My Verizon Triple Play 2-year contract has expired, and I’m cutting the cord. My plan is to retain a subscription to their Fios internet service with as high a bit rate as I’m willing to pay for while dropping the television and landline phone services. Instead, I’ll be hooking up antennas to pick up local HD channels and subscribing to Netflix, which I’ll play through my Apple TV. I’ll also consider Hulu Plus, but that won’t likely be necessary. Between Netflix and iTunes, I expect to have everything covered.
As part of this move, I’ll be replacing the old CRT in my bedroom with an HD LCD that I’ll get a good deal on this Friday. I’ll likely also purchase a second AppleTV to attach to it.
The biggest question is what hoops Verizon will make me jump through. I know they’ll charge more for the internet service without it being bundled, but it surely can’t be an outrageous increase. Of course, while their website provides many ways to renew or upgrade my service, it doesn’t provide any information on downgrading. And since I already have service, I can’t get pricing on internet service alone.
We’ve already explained what we’re planning to the girls, and they seem to be on board. As soon as we’re back from our holiday visits, we’re diving in.

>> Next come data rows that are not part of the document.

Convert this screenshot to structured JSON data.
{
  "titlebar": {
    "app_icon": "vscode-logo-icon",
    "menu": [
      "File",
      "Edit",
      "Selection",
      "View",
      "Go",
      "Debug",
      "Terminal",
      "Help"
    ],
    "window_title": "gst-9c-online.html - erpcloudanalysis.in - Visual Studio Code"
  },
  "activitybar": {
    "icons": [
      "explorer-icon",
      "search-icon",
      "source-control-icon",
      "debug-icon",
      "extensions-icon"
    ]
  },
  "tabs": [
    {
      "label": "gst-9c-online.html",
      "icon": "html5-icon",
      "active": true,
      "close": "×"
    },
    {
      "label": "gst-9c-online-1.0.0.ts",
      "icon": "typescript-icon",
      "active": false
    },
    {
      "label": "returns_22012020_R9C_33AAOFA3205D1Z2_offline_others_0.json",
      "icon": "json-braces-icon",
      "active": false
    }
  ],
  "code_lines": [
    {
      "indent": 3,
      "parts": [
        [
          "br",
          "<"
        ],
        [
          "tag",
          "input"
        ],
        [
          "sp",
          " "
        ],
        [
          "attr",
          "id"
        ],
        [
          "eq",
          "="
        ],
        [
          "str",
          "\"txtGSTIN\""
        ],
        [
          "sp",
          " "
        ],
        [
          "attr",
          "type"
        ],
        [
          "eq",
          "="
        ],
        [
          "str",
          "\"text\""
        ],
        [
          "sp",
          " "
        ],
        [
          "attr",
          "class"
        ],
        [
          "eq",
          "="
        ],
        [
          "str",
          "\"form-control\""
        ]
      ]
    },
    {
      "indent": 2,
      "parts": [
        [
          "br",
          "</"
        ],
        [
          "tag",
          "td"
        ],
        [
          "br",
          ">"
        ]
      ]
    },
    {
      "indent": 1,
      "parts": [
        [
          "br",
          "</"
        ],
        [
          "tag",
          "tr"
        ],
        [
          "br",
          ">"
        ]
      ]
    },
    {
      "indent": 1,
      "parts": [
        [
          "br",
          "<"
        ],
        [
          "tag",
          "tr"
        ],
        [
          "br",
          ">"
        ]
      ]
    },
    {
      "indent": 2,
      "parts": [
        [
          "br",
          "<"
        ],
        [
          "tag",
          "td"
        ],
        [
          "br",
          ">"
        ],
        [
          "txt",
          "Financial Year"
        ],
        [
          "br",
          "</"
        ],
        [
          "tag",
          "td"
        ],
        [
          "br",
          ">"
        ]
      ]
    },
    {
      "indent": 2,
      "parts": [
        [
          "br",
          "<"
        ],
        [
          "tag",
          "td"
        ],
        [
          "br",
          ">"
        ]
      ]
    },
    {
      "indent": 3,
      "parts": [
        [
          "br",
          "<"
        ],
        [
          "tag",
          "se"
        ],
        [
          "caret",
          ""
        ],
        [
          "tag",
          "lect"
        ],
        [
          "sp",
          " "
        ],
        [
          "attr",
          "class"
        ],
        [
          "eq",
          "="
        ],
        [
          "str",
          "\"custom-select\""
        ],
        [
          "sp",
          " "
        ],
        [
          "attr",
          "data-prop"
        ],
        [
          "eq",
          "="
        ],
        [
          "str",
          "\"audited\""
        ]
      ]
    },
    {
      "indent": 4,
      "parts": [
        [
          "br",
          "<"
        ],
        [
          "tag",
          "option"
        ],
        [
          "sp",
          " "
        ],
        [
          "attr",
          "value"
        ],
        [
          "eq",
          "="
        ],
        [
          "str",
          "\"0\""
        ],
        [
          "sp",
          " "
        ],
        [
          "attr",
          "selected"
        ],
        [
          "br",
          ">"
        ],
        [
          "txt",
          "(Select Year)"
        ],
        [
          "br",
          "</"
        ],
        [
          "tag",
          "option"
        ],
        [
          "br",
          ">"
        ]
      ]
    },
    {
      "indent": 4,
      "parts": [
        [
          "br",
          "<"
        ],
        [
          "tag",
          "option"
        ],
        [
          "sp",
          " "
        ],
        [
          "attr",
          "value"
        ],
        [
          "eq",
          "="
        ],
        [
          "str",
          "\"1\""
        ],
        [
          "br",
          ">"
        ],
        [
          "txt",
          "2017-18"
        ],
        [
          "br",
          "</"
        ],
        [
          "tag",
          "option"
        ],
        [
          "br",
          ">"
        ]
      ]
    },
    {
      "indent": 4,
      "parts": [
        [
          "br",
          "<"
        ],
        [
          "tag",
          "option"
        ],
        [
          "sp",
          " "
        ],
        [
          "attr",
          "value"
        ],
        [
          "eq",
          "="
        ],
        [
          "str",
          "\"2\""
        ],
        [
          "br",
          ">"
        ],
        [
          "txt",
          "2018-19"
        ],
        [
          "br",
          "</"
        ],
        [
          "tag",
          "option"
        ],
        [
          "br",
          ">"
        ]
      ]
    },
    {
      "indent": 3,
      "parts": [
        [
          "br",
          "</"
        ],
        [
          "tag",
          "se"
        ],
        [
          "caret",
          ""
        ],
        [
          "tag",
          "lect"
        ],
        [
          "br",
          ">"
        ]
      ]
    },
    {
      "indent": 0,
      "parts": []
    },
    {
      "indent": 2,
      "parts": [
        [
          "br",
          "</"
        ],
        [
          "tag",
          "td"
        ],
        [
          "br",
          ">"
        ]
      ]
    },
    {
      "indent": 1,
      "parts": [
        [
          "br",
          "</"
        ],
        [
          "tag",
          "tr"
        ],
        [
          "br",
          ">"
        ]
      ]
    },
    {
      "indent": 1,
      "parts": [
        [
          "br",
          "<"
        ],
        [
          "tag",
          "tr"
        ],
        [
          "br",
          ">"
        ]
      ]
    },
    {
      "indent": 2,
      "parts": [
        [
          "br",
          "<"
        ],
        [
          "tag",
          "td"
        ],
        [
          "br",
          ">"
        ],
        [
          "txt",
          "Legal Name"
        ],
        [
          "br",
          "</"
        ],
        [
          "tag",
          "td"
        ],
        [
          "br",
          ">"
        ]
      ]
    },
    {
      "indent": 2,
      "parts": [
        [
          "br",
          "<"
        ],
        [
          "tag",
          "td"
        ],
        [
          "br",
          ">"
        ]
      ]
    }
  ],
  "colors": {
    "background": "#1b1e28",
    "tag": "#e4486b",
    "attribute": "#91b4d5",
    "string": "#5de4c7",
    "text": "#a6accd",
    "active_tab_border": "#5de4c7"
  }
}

I’ve fallen in love with Will Wheaton’s new show, TableTop, on Geek & Sundry. It’s the kind of thing that a television network would never fund. “Who would want to watch a bunch of geeks sitting around a table playing board games?” This is the kind of thing that’s going to eventually allow me to drop cable. Will and his guests are entertaining, and the show has high production values (cheap, reusable trophy aside). With my interest in game design, I’ve very much enjoyed learning about a number of games I’ve not played before. In fact, I’ve turned my whole family onto the show, and they just gave me Munchkin and Small World for Father’s Day. I’d love to know if there has been a noticeable bump in sales of the games they have featured. After all, to the game publishers, it’s basically a 30-minute commercial. I assume Geek & Sundry is trying to capitalize on this—they do provide purchase links to the games on Amazon, so are likely collecting their Amazon Associates kickback, but I know that’s not the mechanism by which my wife ordered the games.